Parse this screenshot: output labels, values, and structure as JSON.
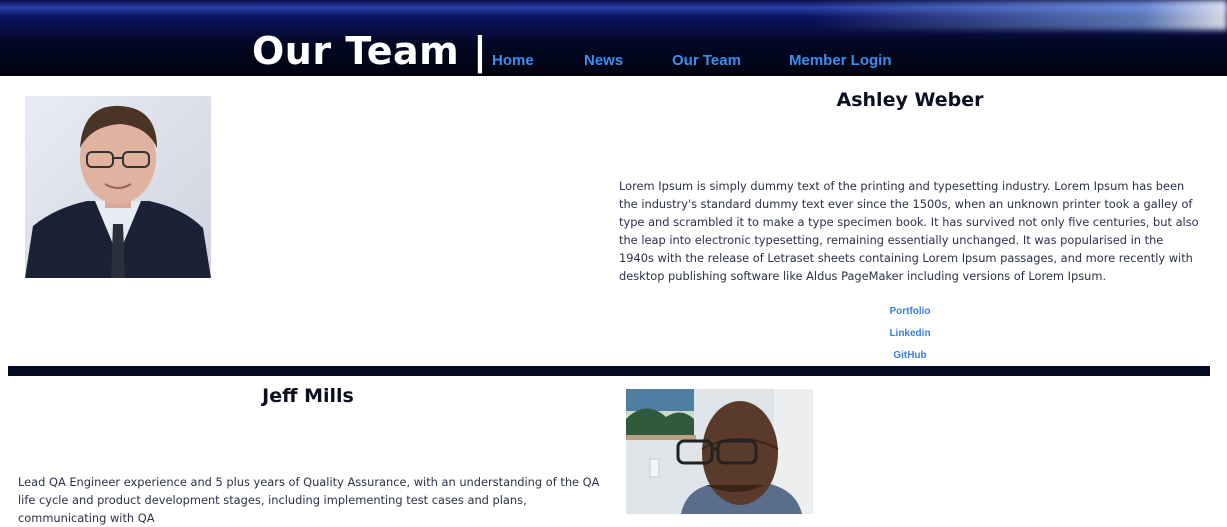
{
  "header": {
    "title": "Our Team |",
    "nav": [
      "Home",
      "News",
      "Our Team",
      "Member Login"
    ]
  },
  "members": [
    {
      "name": "Ashley Weber",
      "bio": "Lorem Ipsum is simply dummy text of the printing and typesetting industry. Lorem Ipsum has been the industry's standard dummy text ever since the 1500s, when an unknown printer took a galley of type and scrambled it to make a type specimen book. It has survived not only five centuries, but also the leap into electronic typesetting, remaining essentially unchanged. It was popularised in the 1940s with the release of Letraset sheets containing Lorem Ipsum passages, and more recently with desktop publishing software like Aldus PageMaker including versions of Lorem Ipsum.",
      "links": [
        "Portfolio",
        "Linkedin",
        "GitHub"
      ]
    },
    {
      "name": "Jeff Mills",
      "bio": "Lead QA Engineer experience and 5 plus years of Quality Assurance, with an understanding of the QA life cycle and product development stages, including implementing test cases and plans, communicating with QA"
    }
  ],
  "colors": {
    "nav_link": "#3b8ef0",
    "social_link": "#3b7fd6",
    "divider": "#030a24"
  }
}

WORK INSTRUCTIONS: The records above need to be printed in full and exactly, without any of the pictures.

OUTPUT:
Parse this screenshot: output labels, values, and structure as JSON.
{
  "header": {
    "title": "Our Team |",
    "nav": [
      "Home",
      "News",
      "Our Team",
      "Member Login"
    ]
  },
  "members": [
    {
      "name": "Ashley Weber",
      "bio": "Lorem Ipsum is simply dummy text of the printing and typesetting industry. Lorem Ipsum has been the industry's standard dummy text ever since the 1500s, when an unknown printer took a galley of type and scrambled it to make a type specimen book. It has survived not only five centuries, but also the leap into electronic typesetting, remaining essentially unchanged. It was popularised in the 1940s with the release of Letraset sheets containing Lorem Ipsum passages, and more recently with desktop publishing software like Aldus PageMaker including versions of Lorem Ipsum.",
      "links": [
        "Portfolio",
        "Linkedin",
        "GitHub"
      ]
    },
    {
      "name": "Jeff Mills",
      "bio": "Lead QA Engineer experience and 5 plus years of Quality Assurance, with an understanding of the QA life cycle and product development stages, including implementing test cases and plans, communicating with QA"
    }
  ],
  "colors": {
    "nav_link": "#3b8ef0",
    "social_link": "#3b7fd6",
    "divider": "#030a24"
  }
}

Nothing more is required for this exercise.